*** DATASET RECORDS ***

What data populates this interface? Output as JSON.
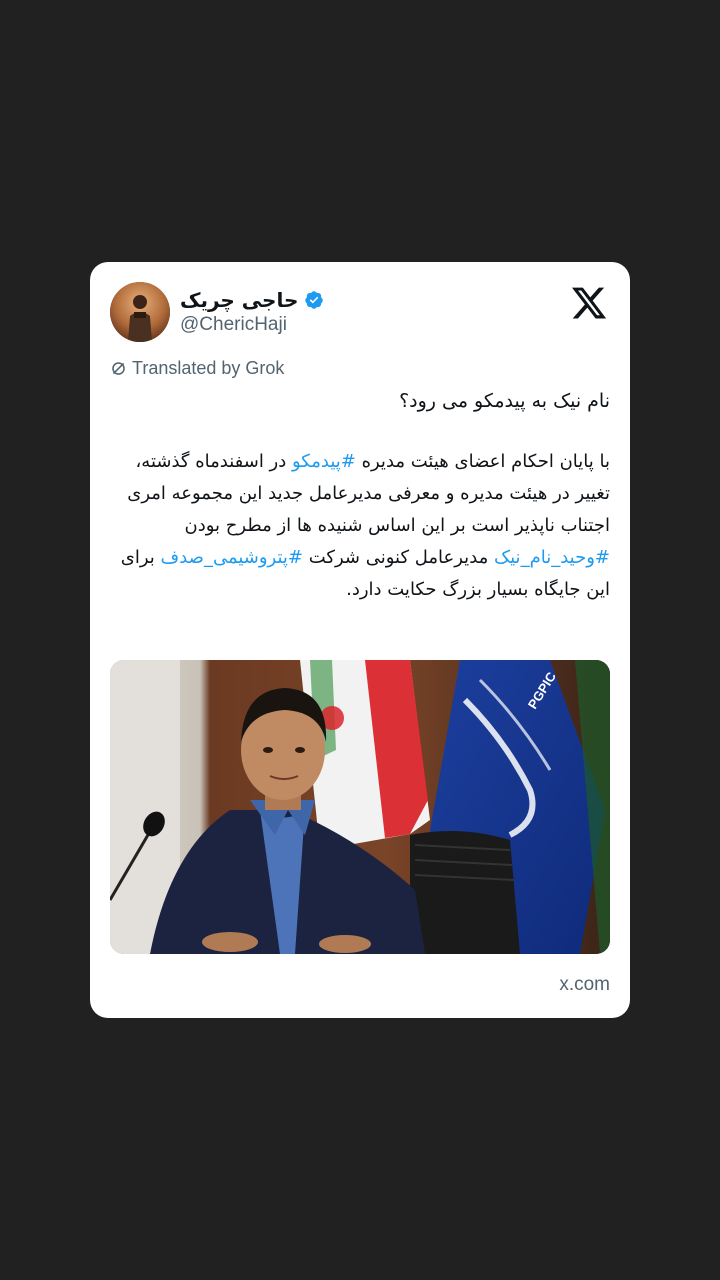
{
  "author": {
    "display_name": "حاجی چریک",
    "handle": "@ChericHaji",
    "verified": true
  },
  "translation": {
    "label": "Translated by Grok"
  },
  "tweet": {
    "title": "نام نیک به پیدمکو می رود؟",
    "body_parts": [
      {
        "text": "با پایان احکام اعضای هیئت مدیره ",
        "hashtag": false
      },
      {
        "text": "#پیدمکو",
        "hashtag": true
      },
      {
        "text": " در اسفندماه گذشته، تغییر در هیئت مدیره و معرفی مدیرعامل جدید این مجموعه امری اجتناب ناپذیر است بر این اساس شنیده ها از مطرح بودن ",
        "hashtag": false
      },
      {
        "text": "#وحید_نام_نیک",
        "hashtag": true
      },
      {
        "text": " مدیرعامل کنونی شرکت ",
        "hashtag": false
      },
      {
        "text": "#پتروشیمی_صدف",
        "hashtag": true
      },
      {
        "text": " برای این جایگاه بسیار بزرگ حکایت دارد.",
        "hashtag": false
      }
    ]
  },
  "media": {
    "flag_logo_text": "PGPIC"
  },
  "footer": {
    "link": "x.com"
  },
  "icons": {
    "brand": "x-logo-icon",
    "verified": "verified-badge-icon",
    "translate": "translate-icon"
  },
  "colors": {
    "background": "#212121",
    "card": "#ffffff",
    "text": "#0f1419",
    "secondary": "#536471",
    "link": "#1d9bf0"
  }
}
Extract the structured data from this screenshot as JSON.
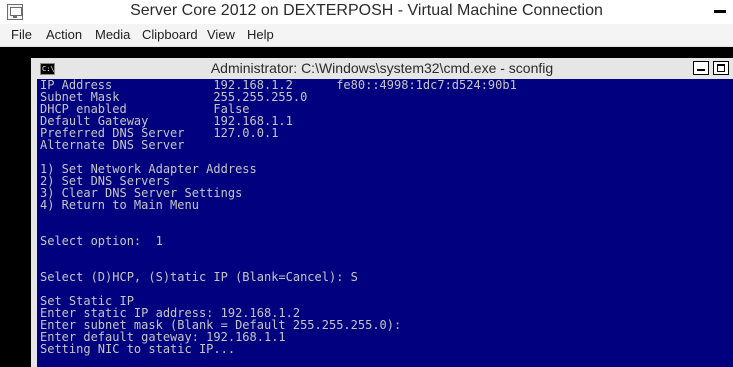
{
  "vm_window": {
    "title": "Server Core 2012 on DEXTERPOSH - Virtual Machine Connection",
    "menu": [
      "File",
      "Action",
      "Media",
      "Clipboard",
      "View",
      "Help"
    ]
  },
  "cmd_window": {
    "title": "Administrator: C:\\Windows\\system32\\cmd.exe - sconfig",
    "icon_glyph": "C:\\"
  },
  "console_lines": [
    "IP Address              192.168.1.2      fe80::4998:1dc7:d524:90b1",
    "Subnet Mask             255.255.255.0",
    "DHCP enabled            False",
    "Default Gateway         192.168.1.1",
    "Preferred DNS Server    127.0.0.1",
    "Alternate DNS Server",
    "",
    "1) Set Network Adapter Address",
    "2) Set DNS Servers",
    "3) Clear DNS Server Settings",
    "4) Return to Main Menu",
    "",
    "",
    "Select option:  1",
    "",
    "",
    "Select (D)HCP, (S)tatic IP (Blank=Cancel): S",
    "",
    "Set Static IP",
    "Enter static IP address: 192.168.1.2",
    "Enter subnet mask (Blank = Default 255.255.255.0):",
    "Enter default gateway: 192.168.1.1",
    "Setting NIC to static IP..."
  ],
  "colors": {
    "console_background": "#01017f",
    "console_text": "#c6c6c6",
    "titlebar_background": "#ffffff",
    "menubar_background": "#f4f4f4"
  }
}
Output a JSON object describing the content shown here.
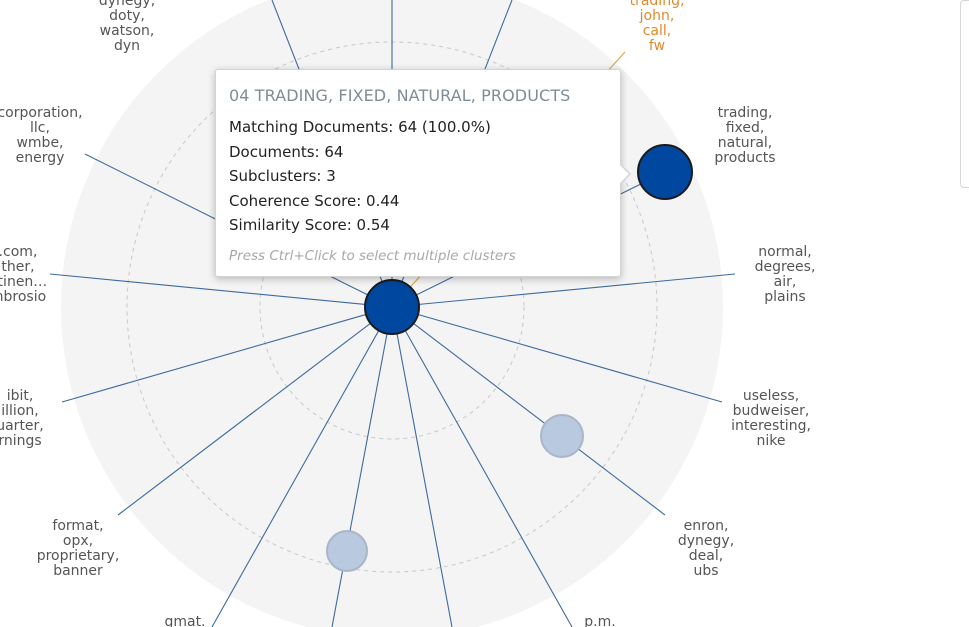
{
  "labels": [
    {
      "id": "tl",
      "lines": [
        "dynegy,",
        "doty,",
        "watson,",
        "dyn"
      ],
      "highlight": false
    },
    {
      "id": "tr",
      "lines": [
        "trading,",
        "john,",
        "call,",
        "fw"
      ],
      "highlight": true
    },
    {
      "id": "corp",
      "lines": [
        "corporation,",
        "llc,",
        "wmbe,",
        "energy"
      ],
      "highlight": false
    },
    {
      "id": "trading",
      "lines": [
        "trading,",
        "fixed,",
        "natural,",
        "products"
      ],
      "highlight": false
    },
    {
      "id": "com",
      "lines": [
        ".com,",
        "ther,",
        "ntinen…",
        "mbrosio"
      ],
      "highlight": false
    },
    {
      "id": "normal",
      "lines": [
        "normal,",
        "degrees,",
        "air,",
        "plains"
      ],
      "highlight": false
    },
    {
      "id": "ibit",
      "lines": [
        "ibit,",
        "illion,",
        "uarter,",
        "rnings"
      ],
      "highlight": false
    },
    {
      "id": "useless",
      "lines": [
        "useless,",
        "budweiser,",
        "interesting,",
        "nike"
      ],
      "highlight": false
    },
    {
      "id": "format",
      "lines": [
        "format,",
        "opx,",
        "proprietary,",
        "banner"
      ],
      "highlight": false
    },
    {
      "id": "enron",
      "lines": [
        "enron,",
        "dynegy,",
        "deal,",
        "ubs"
      ],
      "highlight": false
    },
    {
      "id": "gmat",
      "lines": [
        "gmat."
      ],
      "highlight": false
    },
    {
      "id": "pm",
      "lines": [
        "p.m."
      ],
      "highlight": false
    }
  ],
  "tooltip": {
    "title": "04 TRADING, FIXED, NATURAL, PRODUCTS",
    "matching": "Matching Documents: 64 (100.0%)",
    "documents": "Documents: 64",
    "subclusters": "Subclusters: 3",
    "coherence": "Coherence Score: 0.44",
    "similarity": "Similarity Score: 0.54",
    "hint": "Press Ctrl+Click to select multiple clusters"
  },
  "colors": {
    "node_selected": "#0047a0",
    "node_faded": "#b8c9e0",
    "spoke": "#3d6a9e",
    "highlight": "#e08a2b",
    "disc": "#f4f4f4"
  }
}
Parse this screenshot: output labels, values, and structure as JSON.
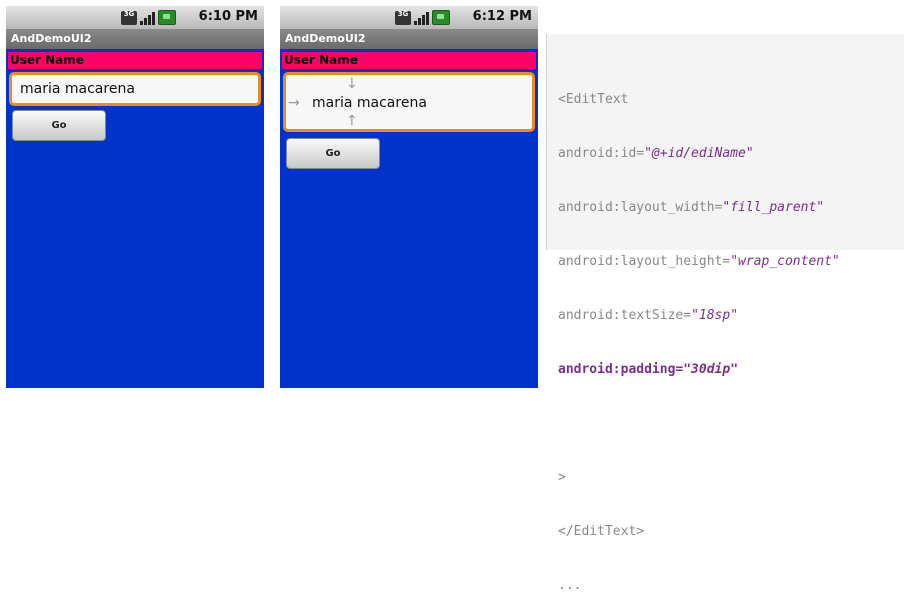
{
  "phone1": {
    "time": "6:10 PM",
    "network": "3G",
    "app_title": "AndDemoUI2",
    "label": "User Name",
    "edit_value": "maria macarena",
    "button": "Go"
  },
  "phone2": {
    "time": "6:12 PM",
    "network": "3G",
    "app_title": "AndDemoUI2",
    "label": "User Name",
    "edit_value": "maria macarena",
    "button": "Go"
  },
  "code": {
    "open_tag": "<EditText",
    "id_attr": "android:id=",
    "id_val": "\"@+id/ediName\"",
    "width_attr": "android:layout_width=",
    "width_val": "\"fill_parent\"",
    "height_attr": "android:layout_height=",
    "height_val": "\"wrap_content\"",
    "size_attr": "android:textSize=",
    "size_val": "\"18sp\"",
    "padding_attr": "android:padding=",
    "padding_val": "\"30dip\"",
    "gt": ">",
    "close_tag": "</EditText>",
    "ellipsis": "..."
  },
  "colors": {
    "screen_bg": "#0033cc",
    "label_bg": "#ff0066",
    "edit_border": "#f08a1c",
    "code_accent": "#7b2e8e"
  }
}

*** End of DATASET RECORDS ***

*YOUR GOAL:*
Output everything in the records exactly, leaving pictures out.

*TASK OUTPUT:*
What data populates this interface? Output as JSON.
{
  "author": {
    "display_name": "حاجی چریک",
    "handle": "@ChericHaji",
    "verified": true
  },
  "translation": {
    "label": "Translated by Grok"
  },
  "tweet": {
    "title": "نام نیک به پیدمکو می رود؟",
    "body_parts": [
      {
        "text": "با پایان احکام اعضای هیئت مدیره ",
        "hashtag": false
      },
      {
        "text": "#پیدمکو",
        "hashtag": true
      },
      {
        "text": " در اسفندماه گذشته، تغییر در هیئت مدیره و معرفی مدیرعامل جدید این مجموعه امری اجتناب ناپذیر است بر این اساس شنیده ها از مطرح بودن ",
        "hashtag": false
      },
      {
        "text": "#وحید_نام_نیک",
        "hashtag": true
      },
      {
        "text": " مدیرعامل کنونی شرکت ",
        "hashtag": false
      },
      {
        "text": "#پتروشیمی_صدف",
        "hashtag": true
      },
      {
        "text": " برای این جایگاه بسیار بزرگ حکایت دارد.",
        "hashtag": false
      }
    ]
  },
  "media": {
    "flag_logo_text": "PGPIC"
  },
  "footer": {
    "link": "x.com"
  },
  "icons": {
    "brand": "x-logo-icon",
    "verified": "verified-badge-icon",
    "translate": "translate-icon"
  },
  "colors": {
    "background": "#212121",
    "card": "#ffffff",
    "text": "#0f1419",
    "secondary": "#536471",
    "link": "#1d9bf0"
  }
}
Extract the structured data from this screenshot as JSON.
{
  "vm_window": {
    "title": "Server Core 2012 on DEXTERPOSH - Virtual Machine Connection",
    "menu": [
      "File",
      "Action",
      "Media",
      "Clipboard",
      "View",
      "Help"
    ]
  },
  "cmd_window": {
    "title": "Administrator: C:\\Windows\\system32\\cmd.exe - sconfig",
    "icon_glyph": "C:\\"
  },
  "console_lines": [
    "IP Address              192.168.1.2      fe80::4998:1dc7:d524:90b1",
    "Subnet Mask             255.255.255.0",
    "DHCP enabled            False",
    "Default Gateway         192.168.1.1",
    "Preferred DNS Server    127.0.0.1",
    "Alternate DNS Server",
    "",
    "1) Set Network Adapter Address",
    "2) Set DNS Servers",
    "3) Clear DNS Server Settings",
    "4) Return to Main Menu",
    "",
    "",
    "Select option:  1",
    "",
    "",
    "Select (D)HCP, (S)tatic IP (Blank=Cancel): S",
    "",
    "Set Static IP",
    "Enter static IP address: 192.168.1.2",
    "Enter subnet mask (Blank = Default 255.255.255.0):",
    "Enter default gateway: 192.168.1.1",
    "Setting NIC to static IP..."
  ],
  "colors": {
    "console_background": "#01017f",
    "console_text": "#c6c6c6",
    "titlebar_background": "#ffffff",
    "menubar_background": "#f4f4f4"
  }
}
Output a JSON object describing the content shown here.
{
  "labels": [
    {
      "id": "tl",
      "lines": [
        "dynegy,",
        "doty,",
        "watson,",
        "dyn"
      ],
      "highlight": false
    },
    {
      "id": "tr",
      "lines": [
        "trading,",
        "john,",
        "call,",
        "fw"
      ],
      "highlight": true
    },
    {
      "id": "corp",
      "lines": [
        "corporation,",
        "llc,",
        "wmbe,",
        "energy"
      ],
      "highlight": false
    },
    {
      "id": "trading",
      "lines": [
        "trading,",
        "fixed,",
        "natural,",
        "products"
      ],
      "highlight": false
    },
    {
      "id": "com",
      "lines": [
        ".com,",
        "ther,",
        "ntinen…",
        "mbrosio"
      ],
      "highlight": false
    },
    {
      "id": "normal",
      "lines": [
        "normal,",
        "degrees,",
        "air,",
        "plains"
      ],
      "highlight": false
    },
    {
      "id": "ibit",
      "lines": [
        "ibit,",
        "illion,",
        "uarter,",
        "rnings"
      ],
      "highlight": false
    },
    {
      "id": "useless",
      "lines": [
        "useless,",
        "budweiser,",
        "interesting,",
        "nike"
      ],
      "highlight": false
    },
    {
      "id": "format",
      "lines": [
        "format,",
        "opx,",
        "proprietary,",
        "banner"
      ],
      "highlight": false
    },
    {
      "id": "enron",
      "lines": [
        "enron,",
        "dynegy,",
        "deal,",
        "ubs"
      ],
      "highlight": false
    },
    {
      "id": "gmat",
      "lines": [
        "gmat."
      ],
      "highlight": false
    },
    {
      "id": "pm",
      "lines": [
        "p.m."
      ],
      "highlight": false
    }
  ],
  "tooltip": {
    "title": "04 TRADING, FIXED, NATURAL, PRODUCTS",
    "matching": "Matching Documents: 64 (100.0%)",
    "documents": "Documents: 64",
    "subclusters": "Subclusters: 3",
    "coherence": "Coherence Score: 0.44",
    "similarity": "Similarity Score: 0.54",
    "hint": "Press Ctrl+Click to select multiple clusters"
  },
  "colors": {
    "node_selected": "#0047a0",
    "node_faded": "#b8c9e0",
    "spoke": "#3d6a9e",
    "highlight": "#e08a2b",
    "disc": "#f4f4f4"
  }
}
Parse this screenshot: output labels, values, and structure as JSON.
{
  "phone1": {
    "time": "6:10 PM",
    "network": "3G",
    "app_title": "AndDemoUI2",
    "label": "User Name",
    "edit_value": "maria macarena",
    "button": "Go"
  },
  "phone2": {
    "time": "6:12 PM",
    "network": "3G",
    "app_title": "AndDemoUI2",
    "label": "User Name",
    "edit_value": "maria macarena",
    "button": "Go"
  },
  "code": {
    "open_tag": "<EditText",
    "id_attr": "android:id=",
    "id_val": "\"@+id/ediName\"",
    "width_attr": "android:layout_width=",
    "width_val": "\"fill_parent\"",
    "height_attr": "android:layout_height=",
    "height_val": "\"wrap_content\"",
    "size_attr": "android:textSize=",
    "size_val": "\"18sp\"",
    "padding_attr": "android:padding=",
    "padding_val": "\"30dip\"",
    "gt": ">",
    "close_tag": "</EditText>",
    "ellipsis": "..."
  },
  "colors": {
    "screen_bg": "#0033cc",
    "label_bg": "#ff0066",
    "edit_border": "#f08a1c",
    "code_accent": "#7b2e8e"
  }
}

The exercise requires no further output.